===== Supplied records =====

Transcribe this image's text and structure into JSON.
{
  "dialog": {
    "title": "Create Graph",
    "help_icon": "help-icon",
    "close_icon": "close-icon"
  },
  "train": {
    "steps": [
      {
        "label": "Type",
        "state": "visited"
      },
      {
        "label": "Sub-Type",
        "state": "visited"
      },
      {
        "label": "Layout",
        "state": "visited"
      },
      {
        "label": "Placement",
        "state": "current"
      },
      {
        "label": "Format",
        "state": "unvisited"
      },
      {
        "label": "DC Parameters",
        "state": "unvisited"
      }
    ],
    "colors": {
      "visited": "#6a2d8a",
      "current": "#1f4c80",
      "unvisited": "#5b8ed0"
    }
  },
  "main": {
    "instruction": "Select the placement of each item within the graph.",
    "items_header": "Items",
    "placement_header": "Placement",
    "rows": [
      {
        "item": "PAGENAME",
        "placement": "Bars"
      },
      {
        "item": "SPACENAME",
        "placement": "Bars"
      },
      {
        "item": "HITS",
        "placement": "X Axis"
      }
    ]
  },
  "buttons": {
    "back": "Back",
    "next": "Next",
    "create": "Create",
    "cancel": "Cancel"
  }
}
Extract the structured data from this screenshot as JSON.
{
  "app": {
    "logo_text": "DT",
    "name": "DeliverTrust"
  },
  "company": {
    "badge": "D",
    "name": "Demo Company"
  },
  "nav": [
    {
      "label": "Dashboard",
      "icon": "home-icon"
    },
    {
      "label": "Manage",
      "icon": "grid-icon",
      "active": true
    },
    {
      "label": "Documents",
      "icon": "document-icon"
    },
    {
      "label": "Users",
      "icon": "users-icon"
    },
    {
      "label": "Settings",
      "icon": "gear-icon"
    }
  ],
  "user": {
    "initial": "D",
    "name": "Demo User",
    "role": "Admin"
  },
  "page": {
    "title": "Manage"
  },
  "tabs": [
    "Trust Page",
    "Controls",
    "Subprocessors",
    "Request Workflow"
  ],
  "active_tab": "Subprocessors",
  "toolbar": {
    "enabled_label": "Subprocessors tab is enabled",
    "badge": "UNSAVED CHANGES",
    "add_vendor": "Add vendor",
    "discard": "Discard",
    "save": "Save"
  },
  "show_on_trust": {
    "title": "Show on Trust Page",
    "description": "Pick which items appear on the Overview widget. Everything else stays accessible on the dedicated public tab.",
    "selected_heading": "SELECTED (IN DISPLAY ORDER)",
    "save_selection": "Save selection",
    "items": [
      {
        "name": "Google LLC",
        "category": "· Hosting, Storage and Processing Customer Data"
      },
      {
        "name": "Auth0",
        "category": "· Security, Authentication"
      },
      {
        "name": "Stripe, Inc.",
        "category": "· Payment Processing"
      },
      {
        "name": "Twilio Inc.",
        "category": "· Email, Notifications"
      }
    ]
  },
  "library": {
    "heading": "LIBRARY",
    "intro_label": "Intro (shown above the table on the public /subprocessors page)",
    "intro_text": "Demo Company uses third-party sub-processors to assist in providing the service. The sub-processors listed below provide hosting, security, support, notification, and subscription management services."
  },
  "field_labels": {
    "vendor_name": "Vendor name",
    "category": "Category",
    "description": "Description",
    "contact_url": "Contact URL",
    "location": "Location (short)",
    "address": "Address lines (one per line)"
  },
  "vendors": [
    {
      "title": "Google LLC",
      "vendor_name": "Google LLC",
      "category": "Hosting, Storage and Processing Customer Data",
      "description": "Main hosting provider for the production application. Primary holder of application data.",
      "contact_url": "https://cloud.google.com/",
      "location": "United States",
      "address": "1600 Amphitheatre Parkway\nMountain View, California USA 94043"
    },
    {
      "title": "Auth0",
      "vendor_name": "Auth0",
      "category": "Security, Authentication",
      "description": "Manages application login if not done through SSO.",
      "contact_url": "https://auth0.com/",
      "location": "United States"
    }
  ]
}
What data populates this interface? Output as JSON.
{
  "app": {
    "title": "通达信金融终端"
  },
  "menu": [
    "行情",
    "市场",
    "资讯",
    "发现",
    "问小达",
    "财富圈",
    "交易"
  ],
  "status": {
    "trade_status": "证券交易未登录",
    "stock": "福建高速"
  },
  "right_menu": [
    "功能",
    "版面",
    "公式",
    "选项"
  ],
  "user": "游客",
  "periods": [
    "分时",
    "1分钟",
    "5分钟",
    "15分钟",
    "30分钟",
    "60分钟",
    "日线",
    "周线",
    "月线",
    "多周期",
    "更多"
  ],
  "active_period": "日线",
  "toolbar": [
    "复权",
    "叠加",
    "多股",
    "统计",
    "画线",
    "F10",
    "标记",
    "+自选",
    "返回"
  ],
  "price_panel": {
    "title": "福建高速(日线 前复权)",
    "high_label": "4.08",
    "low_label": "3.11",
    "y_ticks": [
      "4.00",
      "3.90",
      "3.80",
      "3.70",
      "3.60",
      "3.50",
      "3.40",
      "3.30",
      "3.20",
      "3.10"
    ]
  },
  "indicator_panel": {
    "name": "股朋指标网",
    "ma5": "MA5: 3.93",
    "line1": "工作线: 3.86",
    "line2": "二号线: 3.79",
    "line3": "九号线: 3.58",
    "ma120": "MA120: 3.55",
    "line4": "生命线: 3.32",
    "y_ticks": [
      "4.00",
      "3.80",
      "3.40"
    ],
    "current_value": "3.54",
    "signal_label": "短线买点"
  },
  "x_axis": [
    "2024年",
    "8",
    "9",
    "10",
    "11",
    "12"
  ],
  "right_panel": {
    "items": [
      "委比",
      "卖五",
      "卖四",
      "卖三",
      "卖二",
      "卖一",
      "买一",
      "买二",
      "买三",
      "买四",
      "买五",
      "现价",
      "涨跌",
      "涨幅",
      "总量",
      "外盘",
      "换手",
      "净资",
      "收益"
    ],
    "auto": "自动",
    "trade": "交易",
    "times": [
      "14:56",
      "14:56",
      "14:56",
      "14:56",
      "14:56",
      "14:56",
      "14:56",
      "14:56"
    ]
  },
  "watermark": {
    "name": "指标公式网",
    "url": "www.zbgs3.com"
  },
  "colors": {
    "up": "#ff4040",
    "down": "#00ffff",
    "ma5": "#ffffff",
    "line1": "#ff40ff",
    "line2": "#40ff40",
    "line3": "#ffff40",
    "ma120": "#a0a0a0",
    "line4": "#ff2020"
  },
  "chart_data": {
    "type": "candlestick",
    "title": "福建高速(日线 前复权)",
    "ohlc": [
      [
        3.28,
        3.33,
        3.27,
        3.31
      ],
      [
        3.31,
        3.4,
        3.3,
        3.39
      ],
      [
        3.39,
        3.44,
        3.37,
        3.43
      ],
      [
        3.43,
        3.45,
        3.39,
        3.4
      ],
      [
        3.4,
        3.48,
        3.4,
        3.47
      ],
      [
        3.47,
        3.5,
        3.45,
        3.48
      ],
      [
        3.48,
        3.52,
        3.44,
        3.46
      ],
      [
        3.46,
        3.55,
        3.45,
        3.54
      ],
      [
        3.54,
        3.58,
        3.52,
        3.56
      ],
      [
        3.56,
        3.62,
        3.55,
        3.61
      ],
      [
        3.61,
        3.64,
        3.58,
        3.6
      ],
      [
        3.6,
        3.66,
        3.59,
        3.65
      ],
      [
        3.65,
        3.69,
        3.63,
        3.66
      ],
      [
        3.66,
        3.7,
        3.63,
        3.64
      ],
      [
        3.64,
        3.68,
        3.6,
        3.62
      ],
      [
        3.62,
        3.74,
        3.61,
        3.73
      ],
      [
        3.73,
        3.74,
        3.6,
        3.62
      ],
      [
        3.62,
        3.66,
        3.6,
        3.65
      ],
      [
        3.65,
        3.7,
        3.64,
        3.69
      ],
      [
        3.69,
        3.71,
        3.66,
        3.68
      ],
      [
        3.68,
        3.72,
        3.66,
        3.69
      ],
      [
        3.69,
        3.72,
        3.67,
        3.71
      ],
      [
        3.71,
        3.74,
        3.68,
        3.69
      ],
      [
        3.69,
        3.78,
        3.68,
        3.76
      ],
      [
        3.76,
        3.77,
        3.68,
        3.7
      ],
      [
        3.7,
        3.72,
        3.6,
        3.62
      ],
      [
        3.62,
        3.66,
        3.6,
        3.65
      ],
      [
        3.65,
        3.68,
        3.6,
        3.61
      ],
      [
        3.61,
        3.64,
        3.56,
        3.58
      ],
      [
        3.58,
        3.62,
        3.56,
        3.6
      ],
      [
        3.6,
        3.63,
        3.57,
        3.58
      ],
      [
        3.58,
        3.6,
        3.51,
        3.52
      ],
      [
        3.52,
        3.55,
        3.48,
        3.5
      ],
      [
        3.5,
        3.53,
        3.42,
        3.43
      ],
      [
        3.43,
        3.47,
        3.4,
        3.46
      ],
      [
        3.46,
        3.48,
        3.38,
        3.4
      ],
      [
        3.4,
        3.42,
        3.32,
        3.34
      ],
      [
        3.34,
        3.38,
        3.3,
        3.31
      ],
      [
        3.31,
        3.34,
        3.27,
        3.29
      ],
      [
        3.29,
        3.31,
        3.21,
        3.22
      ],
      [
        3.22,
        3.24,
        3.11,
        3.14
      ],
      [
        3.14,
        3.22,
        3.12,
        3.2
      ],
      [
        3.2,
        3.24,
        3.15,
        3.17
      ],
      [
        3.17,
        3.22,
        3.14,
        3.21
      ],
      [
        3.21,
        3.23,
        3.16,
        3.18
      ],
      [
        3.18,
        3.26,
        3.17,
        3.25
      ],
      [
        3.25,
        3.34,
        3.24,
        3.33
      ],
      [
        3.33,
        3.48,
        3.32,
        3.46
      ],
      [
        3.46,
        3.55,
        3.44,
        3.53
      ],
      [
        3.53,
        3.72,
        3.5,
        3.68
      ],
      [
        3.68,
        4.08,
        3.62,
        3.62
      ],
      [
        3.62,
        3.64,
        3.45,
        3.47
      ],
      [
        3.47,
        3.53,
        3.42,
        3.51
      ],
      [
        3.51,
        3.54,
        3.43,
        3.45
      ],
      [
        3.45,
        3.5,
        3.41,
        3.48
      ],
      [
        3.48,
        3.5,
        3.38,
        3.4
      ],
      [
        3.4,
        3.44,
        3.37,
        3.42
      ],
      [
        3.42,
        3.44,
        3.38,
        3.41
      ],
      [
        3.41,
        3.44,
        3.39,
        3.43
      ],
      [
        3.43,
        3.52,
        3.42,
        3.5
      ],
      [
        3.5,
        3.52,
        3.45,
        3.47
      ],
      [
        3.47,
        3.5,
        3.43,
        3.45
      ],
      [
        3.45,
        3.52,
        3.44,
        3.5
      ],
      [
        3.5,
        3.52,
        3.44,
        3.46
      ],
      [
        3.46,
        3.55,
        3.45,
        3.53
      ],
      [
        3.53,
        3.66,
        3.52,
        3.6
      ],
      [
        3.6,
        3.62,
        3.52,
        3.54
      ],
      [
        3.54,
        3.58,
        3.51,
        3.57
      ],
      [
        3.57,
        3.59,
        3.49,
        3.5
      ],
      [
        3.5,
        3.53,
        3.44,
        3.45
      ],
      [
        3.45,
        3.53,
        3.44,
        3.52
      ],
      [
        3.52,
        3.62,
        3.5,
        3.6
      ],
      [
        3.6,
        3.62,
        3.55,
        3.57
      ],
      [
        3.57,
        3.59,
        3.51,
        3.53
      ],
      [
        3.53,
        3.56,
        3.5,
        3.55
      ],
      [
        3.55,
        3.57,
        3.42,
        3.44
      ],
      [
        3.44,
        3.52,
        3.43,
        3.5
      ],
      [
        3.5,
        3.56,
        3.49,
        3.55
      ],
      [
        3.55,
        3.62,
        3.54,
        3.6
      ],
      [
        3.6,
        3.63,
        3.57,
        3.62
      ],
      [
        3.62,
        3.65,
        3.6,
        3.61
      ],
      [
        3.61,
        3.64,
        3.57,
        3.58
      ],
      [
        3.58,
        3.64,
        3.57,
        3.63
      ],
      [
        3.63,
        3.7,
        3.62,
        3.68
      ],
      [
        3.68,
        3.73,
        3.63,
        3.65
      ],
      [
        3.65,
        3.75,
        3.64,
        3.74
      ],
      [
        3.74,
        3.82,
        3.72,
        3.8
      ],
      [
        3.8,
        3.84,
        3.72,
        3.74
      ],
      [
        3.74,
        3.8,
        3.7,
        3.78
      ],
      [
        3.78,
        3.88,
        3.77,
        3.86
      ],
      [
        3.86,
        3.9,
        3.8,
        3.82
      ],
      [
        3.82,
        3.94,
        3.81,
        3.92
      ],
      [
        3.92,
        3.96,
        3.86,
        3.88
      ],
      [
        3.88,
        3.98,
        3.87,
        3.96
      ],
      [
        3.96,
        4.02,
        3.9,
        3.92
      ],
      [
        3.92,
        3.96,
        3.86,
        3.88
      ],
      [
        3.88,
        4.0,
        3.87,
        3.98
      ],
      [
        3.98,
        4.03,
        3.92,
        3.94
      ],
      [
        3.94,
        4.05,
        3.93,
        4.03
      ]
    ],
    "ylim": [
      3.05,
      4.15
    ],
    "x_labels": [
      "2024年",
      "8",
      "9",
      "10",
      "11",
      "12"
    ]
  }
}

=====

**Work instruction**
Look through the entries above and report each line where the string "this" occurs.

**Answer box**
Transcribe this image's text and structure into JSON.
Extract the structured data from this screenshot as JSON.
What data populates this interface? Output as JSON.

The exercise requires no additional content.